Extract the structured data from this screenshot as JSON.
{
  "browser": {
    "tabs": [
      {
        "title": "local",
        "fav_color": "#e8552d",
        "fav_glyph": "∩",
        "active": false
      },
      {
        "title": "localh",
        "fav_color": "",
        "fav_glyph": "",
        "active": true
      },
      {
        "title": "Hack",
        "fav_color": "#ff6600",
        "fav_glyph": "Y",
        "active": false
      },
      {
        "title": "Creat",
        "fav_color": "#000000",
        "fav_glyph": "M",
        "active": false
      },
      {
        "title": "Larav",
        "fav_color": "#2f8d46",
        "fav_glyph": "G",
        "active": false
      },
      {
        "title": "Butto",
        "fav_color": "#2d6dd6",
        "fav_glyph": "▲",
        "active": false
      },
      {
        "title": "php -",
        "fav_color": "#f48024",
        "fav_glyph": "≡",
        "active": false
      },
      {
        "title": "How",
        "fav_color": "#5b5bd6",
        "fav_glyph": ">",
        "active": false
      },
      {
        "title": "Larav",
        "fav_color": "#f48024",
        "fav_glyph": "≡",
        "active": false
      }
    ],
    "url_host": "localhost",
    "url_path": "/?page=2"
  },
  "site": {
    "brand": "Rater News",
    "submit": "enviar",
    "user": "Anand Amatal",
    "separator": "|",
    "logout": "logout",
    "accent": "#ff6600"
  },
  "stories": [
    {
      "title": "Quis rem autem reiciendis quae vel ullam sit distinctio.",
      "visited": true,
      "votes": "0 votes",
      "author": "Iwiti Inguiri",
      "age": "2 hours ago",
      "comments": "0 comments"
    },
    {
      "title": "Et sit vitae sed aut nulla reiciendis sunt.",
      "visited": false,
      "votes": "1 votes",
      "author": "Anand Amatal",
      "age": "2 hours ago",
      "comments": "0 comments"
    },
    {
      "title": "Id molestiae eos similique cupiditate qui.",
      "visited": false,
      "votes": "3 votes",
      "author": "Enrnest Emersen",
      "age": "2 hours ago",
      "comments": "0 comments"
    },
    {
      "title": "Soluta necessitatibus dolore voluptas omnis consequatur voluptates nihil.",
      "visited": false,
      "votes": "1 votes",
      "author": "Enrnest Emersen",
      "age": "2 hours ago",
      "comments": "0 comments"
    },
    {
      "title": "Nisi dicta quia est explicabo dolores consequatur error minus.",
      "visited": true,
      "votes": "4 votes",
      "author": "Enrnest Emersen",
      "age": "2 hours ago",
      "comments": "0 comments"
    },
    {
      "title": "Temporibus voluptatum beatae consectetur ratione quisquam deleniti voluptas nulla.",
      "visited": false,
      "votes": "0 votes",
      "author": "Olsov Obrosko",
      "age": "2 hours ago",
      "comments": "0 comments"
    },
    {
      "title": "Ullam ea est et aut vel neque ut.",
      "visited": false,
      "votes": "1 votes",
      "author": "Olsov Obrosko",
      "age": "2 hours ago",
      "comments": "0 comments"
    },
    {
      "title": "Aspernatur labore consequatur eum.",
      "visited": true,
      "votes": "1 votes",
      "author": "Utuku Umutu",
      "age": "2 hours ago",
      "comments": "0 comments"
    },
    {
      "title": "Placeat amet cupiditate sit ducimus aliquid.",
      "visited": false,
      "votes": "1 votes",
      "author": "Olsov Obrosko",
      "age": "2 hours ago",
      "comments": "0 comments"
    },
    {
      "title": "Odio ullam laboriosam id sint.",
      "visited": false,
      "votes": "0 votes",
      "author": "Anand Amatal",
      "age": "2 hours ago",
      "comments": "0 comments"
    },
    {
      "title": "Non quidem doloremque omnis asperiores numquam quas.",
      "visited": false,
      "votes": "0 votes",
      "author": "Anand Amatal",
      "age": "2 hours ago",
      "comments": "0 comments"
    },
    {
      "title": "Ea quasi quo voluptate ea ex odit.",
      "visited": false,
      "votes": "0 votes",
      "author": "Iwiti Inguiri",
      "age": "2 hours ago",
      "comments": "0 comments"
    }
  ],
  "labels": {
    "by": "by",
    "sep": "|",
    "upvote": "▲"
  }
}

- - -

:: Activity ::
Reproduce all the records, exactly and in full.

:: Response box ::
Extract the structured data from this screenshot as JSON.
{
  "browser": {
    "tabs": [
      {
        "title": "local",
        "fav_color": "#e8552d",
        "fav_glyph": "∩",
        "active": false
      },
      {
        "title": "localh",
        "fav_color": "",
        "fav_glyph": "",
        "active": true
      },
      {
        "title": "Hack",
        "fav_color": "#ff6600",
        "fav_glyph": "Y",
        "active": false
      },
      {
        "title": "Creat",
        "fav_color": "#000000",
        "fav_glyph": "M",
        "active": false
      },
      {
        "title": "Larav",
        "fav_color": "#2f8d46",
        "fav_glyph": "G",
        "active": false
      },
      {
        "title": "Butto",
        "fav_color": "#2d6dd6",
        "fav_glyph": "▲",
        "active": false
      },
      {
        "title": "php -",
        "fav_color": "#f48024",
        "fav_glyph": "≡",
        "active": false
      },
      {
        "title": "How",
        "fav_color": "#5b5bd6",
        "fav_glyph": ">",
        "active": false
      },
      {
        "title": "Larav",
        "fav_color": "#f48024",
        "fav_glyph": "≡",
        "active": false
      }
    ],
    "url_host": "localhost",
    "url_path": "/?page=2"
  },
  "site": {
    "brand": "Rater News",
    "submit": "enviar",
    "user": "Anand Amatal",
    "separator": "|",
    "logout": "logout",
    "accent": "#ff6600"
  },
  "stories": [
    {
      "title": "Quis rem autem reiciendis quae vel ullam sit distinctio.",
      "visited": true,
      "votes": "0 votes",
      "author": "Iwiti Inguiri",
      "age": "2 hours ago",
      "comments": "0 comments"
    },
    {
      "title": "Et sit vitae sed aut nulla reiciendis sunt.",
      "visited": false,
      "votes": "1 votes",
      "author": "Anand Amatal",
      "age": "2 hours ago",
      "comments": "0 comments"
    },
    {
      "title": "Id molestiae eos similique cupiditate qui.",
      "visited": false,
      "votes": "3 votes",
      "author": "Enrnest Emersen",
      "age": "2 hours ago",
      "comments": "0 comments"
    },
    {
      "title": "Soluta necessitatibus dolore voluptas omnis consequatur voluptates nihil.",
      "visited": false,
      "votes": "1 votes",
      "author": "Enrnest Emersen",
      "age": "2 hours ago",
      "comments": "0 comments"
    },
    {
      "title": "Nisi dicta quia est explicabo dolores consequatur error minus.",
      "visited": true,
      "votes": "4 votes",
      "author": "Enrnest Emersen",
      "age": "2 hours ago",
      "comments": "0 comments"
    },
    {
      "title": "Temporibus voluptatum beatae consectetur ratione quisquam deleniti voluptas nulla.",
      "visited": false,
      "votes": "0 votes",
      "author": "Olsov Obrosko",
      "age": "2 hours ago",
      "comments": "0 comments"
    },
    {
      "title": "Ullam ea est et aut vel neque ut.",
      "visited": false,
      "votes": "1 votes",
      "author": "Olsov Obrosko",
      "age": "2 hours ago",
      "comments": "0 comments"
    },
    {
      "title": "Aspernatur labore consequatur eum.",
      "visited": true,
      "votes": "1 votes",
      "author": "Utuku Umutu",
      "age": "2 hours ago",
      "comments": "0 comments"
    },
    {
      "title": "Placeat amet cupiditate sit ducimus aliquid.",
      "visited": false,
      "votes": "1 votes",
      "author": "Olsov Obrosko",
      "age": "2 hours ago",
      "comments": "0 comments"
    },
    {
      "title": "Odio ullam laboriosam id sint.",
      "visited": false,
      "votes": "0 votes",
      "author": "Anand Amatal",
      "age": "2 hours ago",
      "comments": "0 comments"
    },
    {
      "title": "Non quidem doloremque omnis asperiores numquam quas.",
      "visited": false,
      "votes": "0 votes",
      "author": "Anand Amatal",
      "age": "2 hours ago",
      "comments": "0 comments"
    },
    {
      "title": "Ea quasi quo voluptate ea ex odit.",
      "visited": false,
      "votes": "0 votes",
      "author": "Iwiti Inguiri",
      "age": "2 hours ago",
      "comments": "0 comments"
    }
  ],
  "labels": {
    "by": "by",
    "sep": "|",
    "upvote": "▲"
  }
}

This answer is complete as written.